DATA FOR PROCESSING START

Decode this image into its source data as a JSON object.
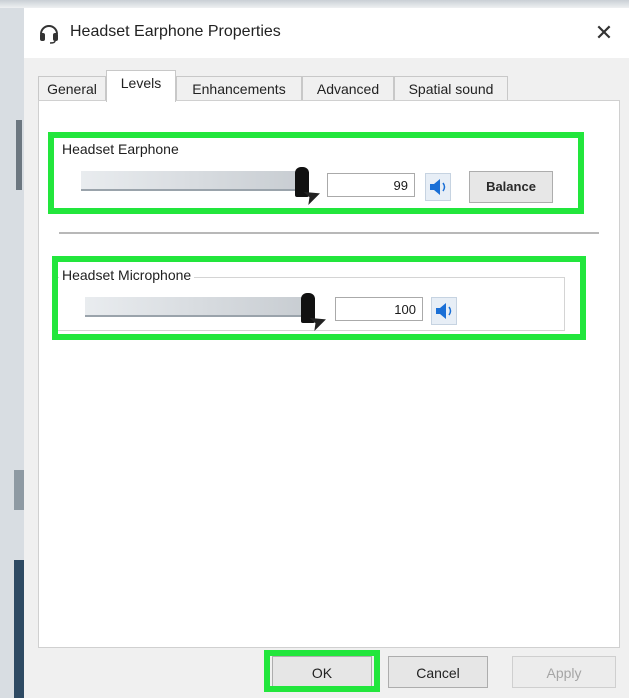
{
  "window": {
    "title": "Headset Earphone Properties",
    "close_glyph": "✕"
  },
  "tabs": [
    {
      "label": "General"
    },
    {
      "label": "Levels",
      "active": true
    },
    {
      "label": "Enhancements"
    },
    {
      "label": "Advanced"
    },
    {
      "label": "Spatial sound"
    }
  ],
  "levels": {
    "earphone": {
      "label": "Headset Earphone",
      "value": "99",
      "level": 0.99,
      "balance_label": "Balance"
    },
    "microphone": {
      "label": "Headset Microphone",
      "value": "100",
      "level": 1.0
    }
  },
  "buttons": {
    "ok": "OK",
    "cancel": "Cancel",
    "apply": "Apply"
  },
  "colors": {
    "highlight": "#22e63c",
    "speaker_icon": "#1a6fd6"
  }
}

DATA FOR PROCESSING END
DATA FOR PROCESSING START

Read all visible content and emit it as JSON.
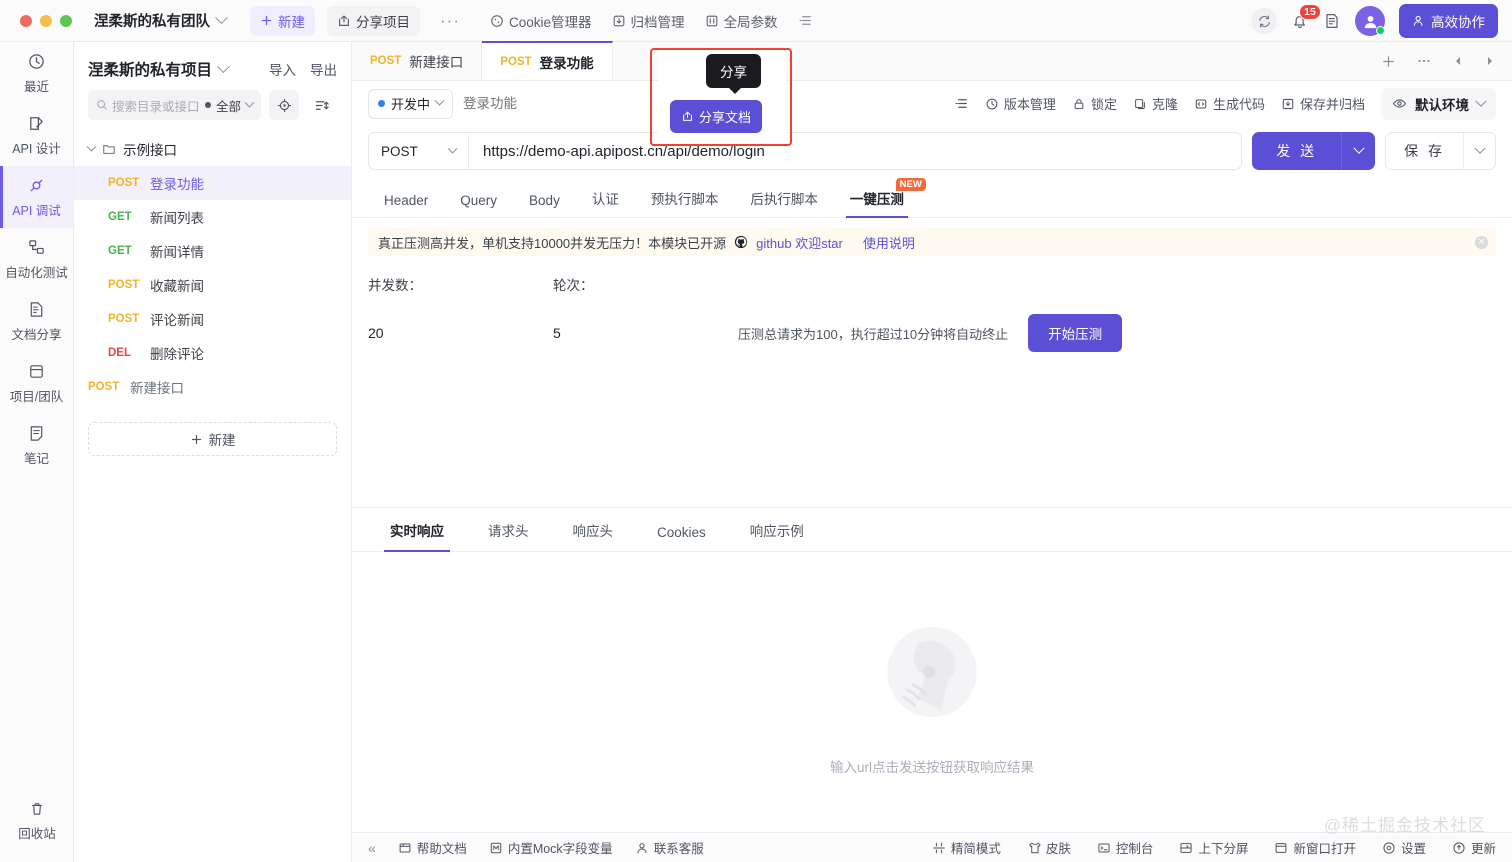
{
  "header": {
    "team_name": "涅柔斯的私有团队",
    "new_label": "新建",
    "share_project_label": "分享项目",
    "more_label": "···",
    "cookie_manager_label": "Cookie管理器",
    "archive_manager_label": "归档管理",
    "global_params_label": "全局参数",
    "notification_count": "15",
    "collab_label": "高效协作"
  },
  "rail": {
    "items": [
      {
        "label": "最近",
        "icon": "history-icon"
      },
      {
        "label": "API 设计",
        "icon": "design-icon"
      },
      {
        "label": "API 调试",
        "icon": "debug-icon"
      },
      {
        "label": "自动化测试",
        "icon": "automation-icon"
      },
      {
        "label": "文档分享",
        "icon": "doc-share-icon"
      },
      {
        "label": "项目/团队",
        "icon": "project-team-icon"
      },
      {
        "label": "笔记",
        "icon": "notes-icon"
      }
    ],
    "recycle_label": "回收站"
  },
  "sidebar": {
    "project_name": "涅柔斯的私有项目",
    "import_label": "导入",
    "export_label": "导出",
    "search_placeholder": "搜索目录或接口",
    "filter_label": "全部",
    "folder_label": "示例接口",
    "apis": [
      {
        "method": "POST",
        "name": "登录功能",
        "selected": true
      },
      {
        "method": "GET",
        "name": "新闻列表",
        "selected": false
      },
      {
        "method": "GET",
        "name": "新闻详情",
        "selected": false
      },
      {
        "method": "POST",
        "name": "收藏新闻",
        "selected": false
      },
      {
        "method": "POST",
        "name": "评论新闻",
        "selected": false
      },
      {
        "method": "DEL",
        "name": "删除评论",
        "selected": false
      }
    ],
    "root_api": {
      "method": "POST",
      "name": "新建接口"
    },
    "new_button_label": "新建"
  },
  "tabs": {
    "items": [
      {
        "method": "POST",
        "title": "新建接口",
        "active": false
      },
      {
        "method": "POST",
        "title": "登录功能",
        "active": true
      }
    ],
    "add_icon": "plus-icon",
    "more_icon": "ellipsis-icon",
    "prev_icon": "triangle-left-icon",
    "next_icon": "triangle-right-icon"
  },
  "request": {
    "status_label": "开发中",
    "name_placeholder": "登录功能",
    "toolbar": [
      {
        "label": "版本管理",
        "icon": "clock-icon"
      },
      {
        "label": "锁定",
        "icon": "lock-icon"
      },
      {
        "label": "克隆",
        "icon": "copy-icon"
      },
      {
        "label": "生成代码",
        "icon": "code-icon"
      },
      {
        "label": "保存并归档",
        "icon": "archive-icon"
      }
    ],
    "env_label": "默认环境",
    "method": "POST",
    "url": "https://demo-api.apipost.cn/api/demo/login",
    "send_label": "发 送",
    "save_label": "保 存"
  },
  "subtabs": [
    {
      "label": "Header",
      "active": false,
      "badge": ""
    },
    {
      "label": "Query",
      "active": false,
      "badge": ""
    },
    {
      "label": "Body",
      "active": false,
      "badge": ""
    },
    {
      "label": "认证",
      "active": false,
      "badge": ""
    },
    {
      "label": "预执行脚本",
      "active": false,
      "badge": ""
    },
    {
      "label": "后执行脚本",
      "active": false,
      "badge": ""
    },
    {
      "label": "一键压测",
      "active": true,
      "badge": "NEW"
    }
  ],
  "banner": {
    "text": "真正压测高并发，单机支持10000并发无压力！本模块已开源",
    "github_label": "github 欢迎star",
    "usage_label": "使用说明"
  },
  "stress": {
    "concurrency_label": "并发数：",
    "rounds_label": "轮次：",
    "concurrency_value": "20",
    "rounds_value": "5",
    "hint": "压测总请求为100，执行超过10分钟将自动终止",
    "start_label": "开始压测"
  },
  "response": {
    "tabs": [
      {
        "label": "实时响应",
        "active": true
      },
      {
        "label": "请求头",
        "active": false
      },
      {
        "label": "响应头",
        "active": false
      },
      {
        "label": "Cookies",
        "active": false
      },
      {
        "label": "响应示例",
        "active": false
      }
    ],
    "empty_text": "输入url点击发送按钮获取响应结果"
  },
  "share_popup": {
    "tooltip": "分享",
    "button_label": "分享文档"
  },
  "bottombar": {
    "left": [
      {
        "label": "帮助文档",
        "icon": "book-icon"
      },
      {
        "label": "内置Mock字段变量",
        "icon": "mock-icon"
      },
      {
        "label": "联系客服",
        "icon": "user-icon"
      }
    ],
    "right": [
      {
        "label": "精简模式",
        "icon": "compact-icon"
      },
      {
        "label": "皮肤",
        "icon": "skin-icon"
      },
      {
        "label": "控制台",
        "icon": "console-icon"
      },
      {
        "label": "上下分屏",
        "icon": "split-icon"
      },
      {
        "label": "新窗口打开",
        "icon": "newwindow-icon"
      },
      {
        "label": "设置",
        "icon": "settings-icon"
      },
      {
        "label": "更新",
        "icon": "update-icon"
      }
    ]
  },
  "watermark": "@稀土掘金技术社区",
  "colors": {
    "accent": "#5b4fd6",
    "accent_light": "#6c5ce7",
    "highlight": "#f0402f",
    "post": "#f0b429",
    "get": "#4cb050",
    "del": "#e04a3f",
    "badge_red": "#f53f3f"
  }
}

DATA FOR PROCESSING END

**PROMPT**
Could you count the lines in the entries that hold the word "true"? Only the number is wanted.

**ANSWER SPACE**
5